* **Provided data**:
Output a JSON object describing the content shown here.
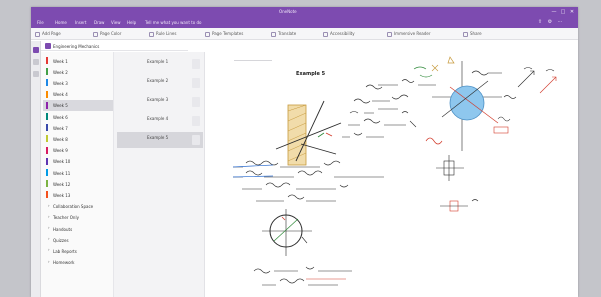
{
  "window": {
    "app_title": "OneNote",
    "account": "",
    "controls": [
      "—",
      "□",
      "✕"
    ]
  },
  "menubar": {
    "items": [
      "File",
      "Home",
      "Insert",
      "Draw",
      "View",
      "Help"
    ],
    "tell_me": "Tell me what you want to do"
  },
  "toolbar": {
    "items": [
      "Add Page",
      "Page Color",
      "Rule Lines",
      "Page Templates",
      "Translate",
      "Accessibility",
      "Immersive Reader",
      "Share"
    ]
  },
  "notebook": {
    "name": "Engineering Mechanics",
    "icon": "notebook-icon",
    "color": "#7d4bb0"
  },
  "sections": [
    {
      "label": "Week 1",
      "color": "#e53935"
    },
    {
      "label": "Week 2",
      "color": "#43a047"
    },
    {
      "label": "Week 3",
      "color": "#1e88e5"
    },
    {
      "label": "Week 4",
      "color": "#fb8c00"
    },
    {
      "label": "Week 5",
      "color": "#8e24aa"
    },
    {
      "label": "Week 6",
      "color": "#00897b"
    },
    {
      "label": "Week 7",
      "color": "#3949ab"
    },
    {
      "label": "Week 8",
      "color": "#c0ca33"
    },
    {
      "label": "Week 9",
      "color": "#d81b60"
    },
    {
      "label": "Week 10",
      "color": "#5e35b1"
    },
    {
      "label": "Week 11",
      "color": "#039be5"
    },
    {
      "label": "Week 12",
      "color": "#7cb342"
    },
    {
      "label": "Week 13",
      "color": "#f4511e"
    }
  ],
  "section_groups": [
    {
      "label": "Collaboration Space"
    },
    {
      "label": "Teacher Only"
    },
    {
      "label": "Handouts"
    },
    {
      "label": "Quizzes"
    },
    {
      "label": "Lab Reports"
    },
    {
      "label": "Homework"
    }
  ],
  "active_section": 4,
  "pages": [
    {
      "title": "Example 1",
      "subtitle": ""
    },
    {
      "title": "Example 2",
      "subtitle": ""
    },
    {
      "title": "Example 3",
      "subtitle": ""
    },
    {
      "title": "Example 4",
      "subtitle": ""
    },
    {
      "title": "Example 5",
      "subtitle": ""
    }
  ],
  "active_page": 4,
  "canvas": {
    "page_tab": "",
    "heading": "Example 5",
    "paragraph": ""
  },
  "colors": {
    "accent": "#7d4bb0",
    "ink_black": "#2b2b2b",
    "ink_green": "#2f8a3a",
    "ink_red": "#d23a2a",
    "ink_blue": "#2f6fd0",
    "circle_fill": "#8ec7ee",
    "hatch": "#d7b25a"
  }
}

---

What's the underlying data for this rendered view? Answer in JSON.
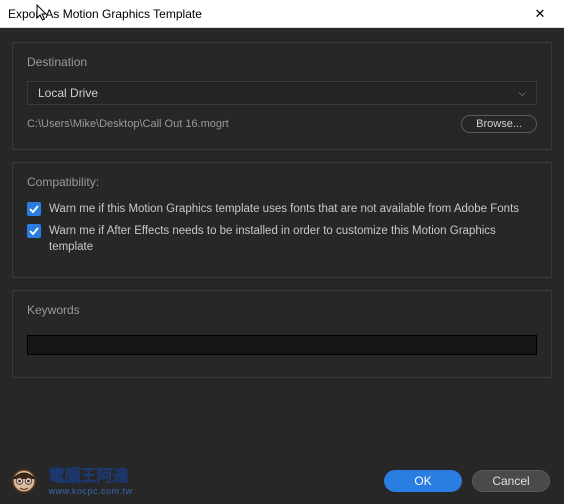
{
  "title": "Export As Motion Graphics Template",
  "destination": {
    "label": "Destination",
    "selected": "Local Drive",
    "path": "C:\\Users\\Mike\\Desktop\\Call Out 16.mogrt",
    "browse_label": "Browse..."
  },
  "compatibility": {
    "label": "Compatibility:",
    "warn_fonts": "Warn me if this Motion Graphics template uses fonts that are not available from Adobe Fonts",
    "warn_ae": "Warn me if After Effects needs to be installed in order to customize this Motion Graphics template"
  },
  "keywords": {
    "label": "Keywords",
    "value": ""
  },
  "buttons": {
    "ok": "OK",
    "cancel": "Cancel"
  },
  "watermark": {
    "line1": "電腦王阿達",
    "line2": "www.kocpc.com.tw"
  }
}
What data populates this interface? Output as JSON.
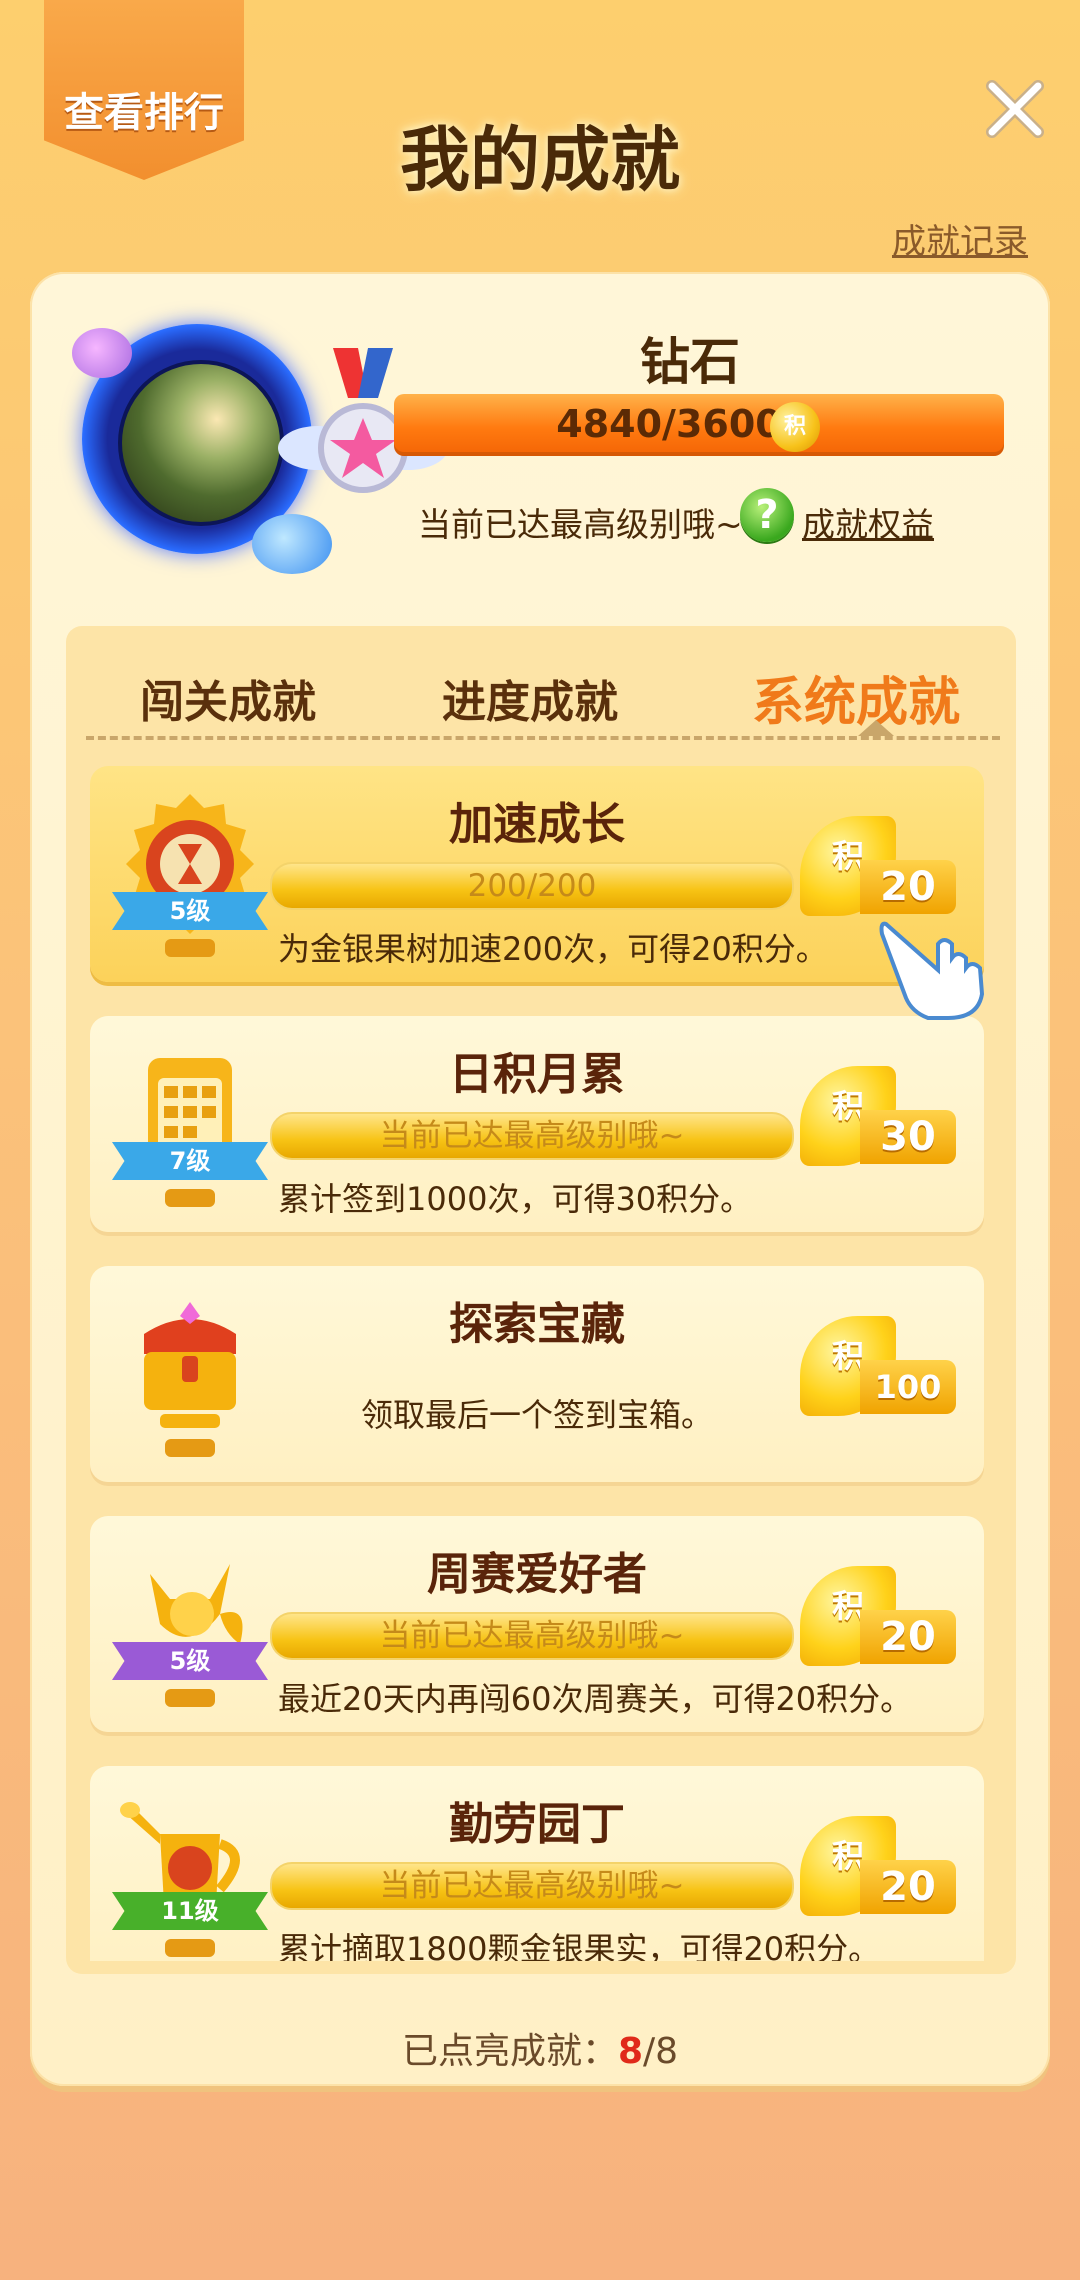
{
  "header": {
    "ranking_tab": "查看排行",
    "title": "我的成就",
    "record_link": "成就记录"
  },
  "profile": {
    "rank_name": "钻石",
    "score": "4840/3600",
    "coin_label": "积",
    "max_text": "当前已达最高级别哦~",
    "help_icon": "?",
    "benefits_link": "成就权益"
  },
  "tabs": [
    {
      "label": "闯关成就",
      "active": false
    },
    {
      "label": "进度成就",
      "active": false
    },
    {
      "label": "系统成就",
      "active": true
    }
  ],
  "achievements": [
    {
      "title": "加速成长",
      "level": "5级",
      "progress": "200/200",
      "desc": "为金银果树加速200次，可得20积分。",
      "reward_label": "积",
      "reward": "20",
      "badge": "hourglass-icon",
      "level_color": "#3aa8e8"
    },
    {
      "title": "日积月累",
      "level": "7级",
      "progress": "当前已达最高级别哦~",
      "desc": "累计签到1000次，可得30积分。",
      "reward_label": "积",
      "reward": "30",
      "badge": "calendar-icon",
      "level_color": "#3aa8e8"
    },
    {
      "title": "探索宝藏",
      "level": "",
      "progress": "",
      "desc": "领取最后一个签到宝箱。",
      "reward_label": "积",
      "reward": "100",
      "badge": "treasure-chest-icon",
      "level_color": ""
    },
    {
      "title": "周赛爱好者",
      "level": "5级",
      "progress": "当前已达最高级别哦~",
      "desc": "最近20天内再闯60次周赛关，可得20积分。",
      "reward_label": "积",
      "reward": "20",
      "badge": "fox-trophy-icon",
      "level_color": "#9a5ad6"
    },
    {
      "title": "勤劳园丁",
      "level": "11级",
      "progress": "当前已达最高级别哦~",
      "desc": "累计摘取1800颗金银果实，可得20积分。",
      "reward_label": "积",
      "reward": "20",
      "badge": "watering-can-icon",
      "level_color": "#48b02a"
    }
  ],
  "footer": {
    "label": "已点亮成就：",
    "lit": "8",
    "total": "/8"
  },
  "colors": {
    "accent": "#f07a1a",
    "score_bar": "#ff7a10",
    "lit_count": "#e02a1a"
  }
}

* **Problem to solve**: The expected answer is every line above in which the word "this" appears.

* **Task answer**:
What's the underlying data for this rendered view? Answer in JSON.
    "warn_fonts": "Warn me if this Motion Graphics template uses fonts that are not available from Adobe Fonts",
    "warn_ae": "Warn me if After Effects needs to be installed in order to customize this Motion Graphics template"
What data populates this interface? Output as JSON.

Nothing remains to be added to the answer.